Prices: $200, $350 and $495 (Native, PowerCore including Native and HD including Native, respectively)
Contact: Sonnox | sonnoxplugins.com
URS 1970 Classic Console Compressor
4 URS 1970 Classic Console Compressor
The URS 1970 is another easy-to-use, good-sounding, bus compressor. On the Compressor-only version, it offers controls for Input Level, Gain Makeup, Compress Ratio, Compress Threshold, Attack, Release and a Compressor “In” button. You also have I/O metering and an analogstyle Gain Reduction meter.
It provides “digital recreation of transformer input and diode bridge gain reduction amplifier characteristics,” as URS documentation explains. To me, it looks like a module out of an old Neve, and sonically, it delivers that Neve character when strapped across a mix.
I simply call up the “Mix Bus 1 Easy” preset and start tweaking from there. It features high-res, 48-bit, double-precision processing on the TDM version and high-res, 64-bit, double-precision processing on the Native version. Note that it will also work with AU and VST systems. The 1970 is a nice, simple compressor that works with a lot of different kinds of material.
Price: $199 and $99 direct (TDM/RTAS/AU/VST and Native/RTAS/AU/VST versions, respectively)
Contact: Unique Recording Software (URS) | ursplugins.com
Eventide Ultra-Channel featuring Omnipressor
5 Eventide Ultra-Channel featuring Omnipressor
This one is actually a channel strip packaged with the Eventide Anthology II Plug-in Suite (TDM), but has some great stereo bus applications. I find it the most aggressive of the bunch in this PAR Picks 6 installment, due primarily to the inclusion of the truly unique Omnipressor.
For those of you who haven’t tried the Omnipressor, there is nothing else quite like it. The original unit can be a frustrating thing to dial in, but when you get it right, it’s amazing. Luckily, with the Ultra Channel, its been made simple with Threshold, Ratio, Attack, Release and Gain.

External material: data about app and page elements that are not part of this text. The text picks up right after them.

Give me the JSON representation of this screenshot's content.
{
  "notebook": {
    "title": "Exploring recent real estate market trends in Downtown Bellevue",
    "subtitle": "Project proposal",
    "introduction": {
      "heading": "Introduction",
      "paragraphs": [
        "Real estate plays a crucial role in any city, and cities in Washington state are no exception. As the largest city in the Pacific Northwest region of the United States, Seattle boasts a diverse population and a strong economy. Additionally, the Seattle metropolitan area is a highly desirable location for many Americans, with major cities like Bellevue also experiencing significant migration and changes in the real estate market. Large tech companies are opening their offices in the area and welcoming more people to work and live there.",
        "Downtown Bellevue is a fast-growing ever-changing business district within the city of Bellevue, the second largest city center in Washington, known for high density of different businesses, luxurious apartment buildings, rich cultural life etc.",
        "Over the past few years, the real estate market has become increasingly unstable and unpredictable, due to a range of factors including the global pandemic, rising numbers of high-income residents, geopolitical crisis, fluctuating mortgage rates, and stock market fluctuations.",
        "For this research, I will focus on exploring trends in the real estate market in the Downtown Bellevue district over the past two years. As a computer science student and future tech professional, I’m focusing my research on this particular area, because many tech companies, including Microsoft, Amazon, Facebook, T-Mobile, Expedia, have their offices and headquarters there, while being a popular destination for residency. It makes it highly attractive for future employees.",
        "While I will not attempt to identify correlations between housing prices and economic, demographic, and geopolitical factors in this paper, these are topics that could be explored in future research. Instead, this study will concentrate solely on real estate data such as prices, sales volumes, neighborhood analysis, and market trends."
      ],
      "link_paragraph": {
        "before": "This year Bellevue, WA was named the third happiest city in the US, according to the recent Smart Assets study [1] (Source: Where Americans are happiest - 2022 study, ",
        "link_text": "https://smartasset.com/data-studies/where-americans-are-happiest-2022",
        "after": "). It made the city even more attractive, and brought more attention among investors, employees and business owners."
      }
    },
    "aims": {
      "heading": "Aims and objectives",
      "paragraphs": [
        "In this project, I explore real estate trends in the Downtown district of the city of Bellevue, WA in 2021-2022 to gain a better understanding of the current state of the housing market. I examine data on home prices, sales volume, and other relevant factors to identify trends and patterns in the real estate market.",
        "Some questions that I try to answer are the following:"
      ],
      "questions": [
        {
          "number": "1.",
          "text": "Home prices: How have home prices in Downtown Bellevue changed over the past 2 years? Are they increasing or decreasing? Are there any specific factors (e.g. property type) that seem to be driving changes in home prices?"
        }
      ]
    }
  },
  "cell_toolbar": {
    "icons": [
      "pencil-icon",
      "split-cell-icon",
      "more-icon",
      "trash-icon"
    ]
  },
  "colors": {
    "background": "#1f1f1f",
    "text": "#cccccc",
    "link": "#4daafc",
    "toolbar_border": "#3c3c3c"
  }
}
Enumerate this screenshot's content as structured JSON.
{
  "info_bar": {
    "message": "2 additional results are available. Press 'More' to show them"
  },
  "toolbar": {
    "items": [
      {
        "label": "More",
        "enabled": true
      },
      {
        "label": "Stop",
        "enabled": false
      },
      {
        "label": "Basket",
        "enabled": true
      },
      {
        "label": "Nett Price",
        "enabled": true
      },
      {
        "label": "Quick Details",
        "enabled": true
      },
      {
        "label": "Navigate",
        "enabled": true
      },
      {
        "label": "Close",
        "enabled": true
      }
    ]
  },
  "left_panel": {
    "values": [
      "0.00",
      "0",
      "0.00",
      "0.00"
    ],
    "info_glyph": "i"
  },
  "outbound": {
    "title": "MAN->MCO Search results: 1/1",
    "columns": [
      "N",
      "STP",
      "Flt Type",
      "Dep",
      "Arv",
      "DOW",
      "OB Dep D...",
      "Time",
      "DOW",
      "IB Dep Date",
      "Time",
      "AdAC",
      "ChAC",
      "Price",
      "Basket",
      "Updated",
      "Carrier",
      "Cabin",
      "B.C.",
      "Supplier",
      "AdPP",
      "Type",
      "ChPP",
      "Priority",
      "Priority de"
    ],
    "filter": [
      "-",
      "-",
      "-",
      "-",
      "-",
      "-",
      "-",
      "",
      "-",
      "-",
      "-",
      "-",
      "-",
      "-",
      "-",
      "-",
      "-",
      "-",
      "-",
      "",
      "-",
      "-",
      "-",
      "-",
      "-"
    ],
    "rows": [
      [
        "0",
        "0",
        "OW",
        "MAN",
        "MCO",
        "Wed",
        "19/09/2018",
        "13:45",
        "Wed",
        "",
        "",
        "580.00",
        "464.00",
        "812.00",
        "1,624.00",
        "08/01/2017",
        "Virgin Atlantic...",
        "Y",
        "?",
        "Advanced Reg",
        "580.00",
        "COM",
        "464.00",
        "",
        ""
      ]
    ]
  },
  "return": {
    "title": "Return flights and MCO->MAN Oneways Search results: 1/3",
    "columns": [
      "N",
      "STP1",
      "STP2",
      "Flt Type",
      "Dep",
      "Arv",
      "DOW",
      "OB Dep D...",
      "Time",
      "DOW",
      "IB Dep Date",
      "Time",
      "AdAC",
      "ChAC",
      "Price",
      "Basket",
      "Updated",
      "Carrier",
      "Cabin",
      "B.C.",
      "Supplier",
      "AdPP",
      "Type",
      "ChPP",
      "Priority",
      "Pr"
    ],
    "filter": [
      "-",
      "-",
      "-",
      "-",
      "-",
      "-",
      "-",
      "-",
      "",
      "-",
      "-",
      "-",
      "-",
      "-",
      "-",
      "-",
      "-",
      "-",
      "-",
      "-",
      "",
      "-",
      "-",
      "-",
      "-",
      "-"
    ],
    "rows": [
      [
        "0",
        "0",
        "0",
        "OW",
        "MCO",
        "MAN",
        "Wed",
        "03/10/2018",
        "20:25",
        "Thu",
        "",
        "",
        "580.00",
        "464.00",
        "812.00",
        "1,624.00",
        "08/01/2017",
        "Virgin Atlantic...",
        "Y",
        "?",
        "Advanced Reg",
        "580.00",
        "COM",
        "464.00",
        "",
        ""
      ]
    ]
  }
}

For bus applications, I don’t use the Gate, De-Esser, Stereo Delays or Harmonizer. I craft the sound using the Compressor/ Limiter, five band EQ and Omnipressor. On mixes with a lot of vocals, I tend to hit the Compressor section very lightly, if at all. I’ll then adjust the Threshold on the Omnipressor so the needle bounces just a bit, and add a few dB of make-up gain. Often, I’ll also pull out a touch of lows in the 120 Hz area, just to keep things clean. To check results, I’ll simply pop each section in and out using the I/O buttons. The Ultra Channel can do both light and aggressive bus compression.
Price: $1,195 list (as part of Anthology II Plug-in Suite, Mac or PC for TDM)
Contact: Eventide | eventide.com
Universal Audio SSL G Series Bus Compressor
6 Universal Audio SSL G Series Bus Compressor
UA touts this plug-in for UAD-2 cards as “a faithful, fully authenticated, circuit emulation of the legendary SSL 4000 G console’s bus compressor.” ‘Nuff said. When first trying it out, I immediately strapped it across a Pro Tools master fader on a music mix, called up the “Buss Smooth” preset, and had an authentic “Oh, yeah” moment. It can best be described as cleanly punching the mix up without really hearing blatant compression, even though the needle is obviously moving.
It’s easy to use. The only features are an analog meter, Threshold, Attack, Ratio, Make Up (gain), Release and the In (bypass) button. The compression ratios are fixed at 2:1, 4:1 and 10:1, it has up to +15 dBu of makeup gain, and the Compression VU Meter will read from 0 to 20 dB. It also has the original Auto Fade feature (1-60) seconds as found on the original console. I never used it then, and I still don’t use it now…but it’s there!
The SSL G Series Bus Compressor definitely rips when used on the master fader. Like a good compressor should, it helps glue mixes together and literally lifts them out of the speakers. The only bummer is you do need a UAD-2 card to run it.
Contact: Universal Audio | uaudio.com